TASK TO CARRY OUT:
Give back each line of the listing precisely as written.

PROVIDED DATA:

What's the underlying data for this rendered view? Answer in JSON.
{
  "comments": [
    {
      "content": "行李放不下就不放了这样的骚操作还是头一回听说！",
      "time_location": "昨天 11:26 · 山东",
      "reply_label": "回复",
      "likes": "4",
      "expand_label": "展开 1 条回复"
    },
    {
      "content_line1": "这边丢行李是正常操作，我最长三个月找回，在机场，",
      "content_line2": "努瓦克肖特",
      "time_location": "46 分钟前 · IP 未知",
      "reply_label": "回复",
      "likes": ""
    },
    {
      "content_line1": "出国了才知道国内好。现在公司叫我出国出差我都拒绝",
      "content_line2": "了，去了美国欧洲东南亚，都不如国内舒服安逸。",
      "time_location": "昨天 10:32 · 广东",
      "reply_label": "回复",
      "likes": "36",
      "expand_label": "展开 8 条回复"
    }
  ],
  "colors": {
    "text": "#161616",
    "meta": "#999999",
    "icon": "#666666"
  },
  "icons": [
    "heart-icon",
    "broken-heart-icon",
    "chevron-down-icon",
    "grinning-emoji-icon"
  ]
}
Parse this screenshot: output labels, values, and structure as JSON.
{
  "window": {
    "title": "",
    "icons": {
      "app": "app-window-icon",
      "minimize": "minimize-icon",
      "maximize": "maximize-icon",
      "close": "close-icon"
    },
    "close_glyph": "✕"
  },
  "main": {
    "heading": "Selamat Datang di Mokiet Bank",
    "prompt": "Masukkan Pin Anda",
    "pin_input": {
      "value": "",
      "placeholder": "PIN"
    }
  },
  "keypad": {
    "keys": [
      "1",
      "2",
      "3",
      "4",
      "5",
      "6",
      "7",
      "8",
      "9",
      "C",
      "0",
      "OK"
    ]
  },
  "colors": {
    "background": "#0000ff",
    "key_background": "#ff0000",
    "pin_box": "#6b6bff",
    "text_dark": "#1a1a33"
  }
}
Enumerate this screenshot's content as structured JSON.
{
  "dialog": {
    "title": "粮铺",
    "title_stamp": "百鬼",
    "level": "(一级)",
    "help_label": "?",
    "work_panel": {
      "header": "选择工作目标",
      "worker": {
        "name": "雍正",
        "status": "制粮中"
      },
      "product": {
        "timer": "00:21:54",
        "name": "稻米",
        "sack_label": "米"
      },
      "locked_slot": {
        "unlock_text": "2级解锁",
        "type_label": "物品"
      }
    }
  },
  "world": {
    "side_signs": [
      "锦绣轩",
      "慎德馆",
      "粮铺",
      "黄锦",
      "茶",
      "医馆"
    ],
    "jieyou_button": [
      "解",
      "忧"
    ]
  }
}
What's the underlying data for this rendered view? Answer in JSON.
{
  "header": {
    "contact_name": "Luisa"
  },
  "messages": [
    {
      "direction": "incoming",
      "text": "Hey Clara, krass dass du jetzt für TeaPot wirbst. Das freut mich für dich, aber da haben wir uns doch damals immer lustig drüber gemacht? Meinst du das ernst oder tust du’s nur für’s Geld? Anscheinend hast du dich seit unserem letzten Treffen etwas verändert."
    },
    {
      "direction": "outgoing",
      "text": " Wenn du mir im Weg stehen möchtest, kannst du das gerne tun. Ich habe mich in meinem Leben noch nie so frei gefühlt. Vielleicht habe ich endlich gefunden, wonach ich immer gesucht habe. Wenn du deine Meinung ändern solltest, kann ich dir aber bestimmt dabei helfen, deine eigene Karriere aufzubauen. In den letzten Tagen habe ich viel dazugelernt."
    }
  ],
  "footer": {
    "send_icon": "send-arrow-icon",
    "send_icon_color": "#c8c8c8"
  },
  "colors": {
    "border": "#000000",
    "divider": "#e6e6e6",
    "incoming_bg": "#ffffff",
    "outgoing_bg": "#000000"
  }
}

EXERCISE RESPONSE:
What's the underlying data for this rendered view? Answer in JSON.
{
  "comments": [
    {
      "content": "行李放不下就不放了这样的骚操作还是头一回听说！",
      "time_location": "昨天 11:26 · 山东",
      "reply_label": "回复",
      "likes": "4",
      "expand_label": "展开 1 条回复"
    },
    {
      "content_line1": "这边丢行李是正常操作，我最长三个月找回，在机场，",
      "content_line2": "努瓦克肖特",
      "time_location": "46 分钟前 · IP 未知",
      "reply_label": "回复",
      "likes": ""
    },
    {
      "content_line1": "出国了才知道国内好。现在公司叫我出国出差我都拒绝",
      "content_line2": "了，去了美国欧洲东南亚，都不如国内舒服安逸。",
      "time_location": "昨天 10:32 · 广东",
      "reply_label": "回复",
      "likes": "36",
      "expand_label": "展开 8 条回复"
    }
  ],
  "colors": {
    "text": "#161616",
    "meta": "#999999",
    "icon": "#666666"
  },
  "icons": [
    "heart-icon",
    "broken-heart-icon",
    "chevron-down-icon",
    "grinning-emoji-icon"
  ]
}
Parse this screenshot: output labels, values, and structure as JSON.
{
  "window": {
    "title": "",
    "icons": {
      "app": "app-window-icon",
      "minimize": "minimize-icon",
      "maximize": "maximize-icon",
      "close": "close-icon"
    },
    "close_glyph": "✕"
  },
  "main": {
    "heading": "Selamat Datang di Mokiet Bank",
    "prompt": "Masukkan Pin Anda",
    "pin_input": {
      "value": "",
      "placeholder": "PIN"
    }
  },
  "keypad": {
    "keys": [
      "1",
      "2",
      "3",
      "4",
      "5",
      "6",
      "7",
      "8",
      "9",
      "C",
      "0",
      "OK"
    ]
  },
  "colors": {
    "background": "#0000ff",
    "key_background": "#ff0000",
    "pin_box": "#6b6bff",
    "text_dark": "#1a1a33"
  }
}
Enumerate this screenshot's content as structured JSON.
{
  "dialog": {
    "title": "粮铺",
    "title_stamp": "百鬼",
    "level": "(一级)",
    "help_label": "?",
    "work_panel": {
      "header": "选择工作目标",
      "worker": {
        "name": "雍正",
        "status": "制粮中"
      },
      "product": {
        "timer": "00:21:54",
        "name": "稻米",
        "sack_label": "米"
      },
      "locked_slot": {
        "unlock_text": "2级解锁",
        "type_label": "物品"
      }
    }
  },
  "world": {
    "side_signs": [
      "锦绣轩",
      "慎德馆",
      "粮铺",
      "黄锦",
      "茶",
      "医馆"
    ],
    "jieyou_button": [
      "解",
      "忧"
    ]
  }
}
What's the underlying data for this rendered view? Answer in JSON.
{
  "header": {
    "contact_name": "Luisa"
  },
  "messages": [
    {
      "direction": "incoming",
      "text": "Hey Clara, krass dass du jetzt für TeaPot wirbst. Das freut mich für dich, aber da haben wir uns doch damals immer lustig drüber gemacht? Meinst du das ernst oder tust du’s nur für’s Geld? Anscheinend hast du dich seit unserem letzten Treffen etwas verändert."
    },
    {
      "direction": "outgoing",
      "text": " Wenn du mir im Weg stehen möchtest, kannst du das gerne tun. Ich habe mich in meinem Leben noch nie so frei gefühlt. Vielleicht habe ich endlich gefunden, wonach ich immer gesucht habe. Wenn du deine Meinung ändern solltest, kann ich dir aber bestimmt dabei helfen, deine eigene Karriere aufzubauen. In den letzten Tagen habe ich viel dazugelernt."
    }
  ],
  "footer": {
    "send_icon": "send-arrow-icon",
    "send_icon_color": "#c8c8c8"
  },
  "colors": {
    "border": "#000000",
    "divider": "#e6e6e6",
    "incoming_bg": "#ffffff",
    "outgoing_bg": "#000000"
  }
}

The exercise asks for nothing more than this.